Before we blow the passage way out of its context, let’s remember what all of this is building toward. In Hebrews the main issue is the “drawing near” of mankind to God because of the absolute, mind-blowing supremacy of Christ as the one-man-to-rule-them-all. DeSilva gives us a great reminder, something to zoom us back out so we can see the forest in which the trees we have come to better appreciate exist, saying, “5:11-14 in particular issues a sharp call for attentiveness to, and internalization of, the author's message.”58 That message, the glorious detail of Christ’s excellent, “better” ministry, is what we must turn to in order to truly respond to the truth in Hebrews 5:11-14.
As we close, I want to encourage my readers with what I have held as the greatest encouragement in my study of this passage. While it goes beyond the scope of this paper, I think it has a place here at the end because it provides context for our passage. First, in the exegesis section of 5:12 we saw the obligation, the “oughtness,” of achieving spiritual maturity. While this would need a book-length discussion in order to unpack the baggage brought by legalism and cheap grace, I just want to focus on the purpose of this maturity. It isn’t an arbitrary demand placed upon us; it is our joy. It is our hope. In chapter 6, the fuller explanation of this passage is given, climaxing in verses 11-12, what some consider the other end of a chiasm with 5:11-14. The goal of spiritual maturity is there presented as “realizing the full assurance of hope” (6:11), which “we have as an anchor of the soul” (6:19). The hope which is anchor of the soul. That is the goal of spiritual maturity. It isn’t that we are perfect, sinless, or a replacement for Jesus—as if we ever could!—but that we are faithfully persevering through the hardships of life. Nothing less than spiritual maturity could sustain the soul about to be tormented by the sufferings of this world. The good news of this passage is that God has established a way for us to grow, to become something we aren’t, and to see things we don’t normally see. These absolute truths will sustain us, like an anchor for our soul, which, when anchor-less, is sure to be “driven and tossed by the wind” (Jam 1:6).
Second, the only time in the entire book the word “beloved” (“αδελφος”) is used is right after this heavy challenge (6:9). Paul uses “beloved” often to denote new sections or emphases, but the author of Hebrews uses it only once, saying, “But, beloved, we are convinced of better things concerning you, and things that accompany salvation, though we are speaking in this way” (Heb 6:9). After a challenging obligation (5:11-14) and a shocking warning (6:1-8), the author reminds them of his love, ending this segment on a doxological note (6:9-20). And so we shall do the same.
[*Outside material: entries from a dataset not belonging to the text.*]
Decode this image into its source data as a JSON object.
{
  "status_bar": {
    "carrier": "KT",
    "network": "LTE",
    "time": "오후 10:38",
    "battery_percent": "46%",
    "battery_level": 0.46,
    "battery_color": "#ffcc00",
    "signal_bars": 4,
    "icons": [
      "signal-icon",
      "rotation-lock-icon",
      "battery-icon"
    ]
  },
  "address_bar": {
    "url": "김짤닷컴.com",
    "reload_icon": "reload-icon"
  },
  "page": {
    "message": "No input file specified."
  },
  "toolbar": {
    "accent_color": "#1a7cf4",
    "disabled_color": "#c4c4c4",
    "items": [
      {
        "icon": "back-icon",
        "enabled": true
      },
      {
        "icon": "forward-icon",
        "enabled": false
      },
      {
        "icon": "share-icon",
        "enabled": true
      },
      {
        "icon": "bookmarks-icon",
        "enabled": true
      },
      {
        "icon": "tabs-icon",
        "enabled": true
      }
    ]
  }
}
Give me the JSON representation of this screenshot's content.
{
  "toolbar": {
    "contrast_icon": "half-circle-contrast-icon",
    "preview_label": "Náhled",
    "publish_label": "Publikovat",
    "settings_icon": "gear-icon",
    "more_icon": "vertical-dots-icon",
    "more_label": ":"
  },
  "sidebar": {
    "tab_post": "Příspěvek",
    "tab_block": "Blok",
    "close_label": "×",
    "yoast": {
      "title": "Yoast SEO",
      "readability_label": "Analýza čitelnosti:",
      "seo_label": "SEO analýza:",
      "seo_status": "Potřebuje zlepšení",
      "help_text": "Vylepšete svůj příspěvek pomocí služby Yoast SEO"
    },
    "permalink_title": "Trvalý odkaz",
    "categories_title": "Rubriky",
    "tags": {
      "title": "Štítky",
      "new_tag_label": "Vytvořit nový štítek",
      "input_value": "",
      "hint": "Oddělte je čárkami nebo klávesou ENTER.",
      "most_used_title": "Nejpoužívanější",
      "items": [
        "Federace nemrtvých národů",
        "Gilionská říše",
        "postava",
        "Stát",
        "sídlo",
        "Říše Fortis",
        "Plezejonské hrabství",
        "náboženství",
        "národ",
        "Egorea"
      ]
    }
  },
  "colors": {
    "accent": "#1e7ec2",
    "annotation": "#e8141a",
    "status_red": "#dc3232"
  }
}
The book of Hebrews is incredibly challenging, but it is only an issue for those who, through laziness or unbelief, refuse to come to terms with the author. There are obligations of spiritual maturity, teaching, and discipleship placed on us as believers, but they are for our good because they are intrinsically good. The yoke is indeed light, and yet, the yoke remains, compelling us onward, “further up, and further in.” But we are not alone in our obligations, for there came One before us who took a yoke heavier than the entire human race could bear, who broke down the barrier between God and man and communicated God to fleshly creatures, who alone is better than priests, prophets, kings, and nations, who has introduced something new, tangible, and absolute regarding our eternal life, and who—for joy!—suffered as we suffer. Let us consider Jesus (3:1; 12:3), and let us always believe the message which we have heard concerning Him. As the day of judgment draws near, let us draw near to God; let us take his searing Word into our souls that when the time comes to give our word we may do so with confidence and grace. “[Fix your] eyes on Jesus!” (Heb 12:2). May we be found faithful.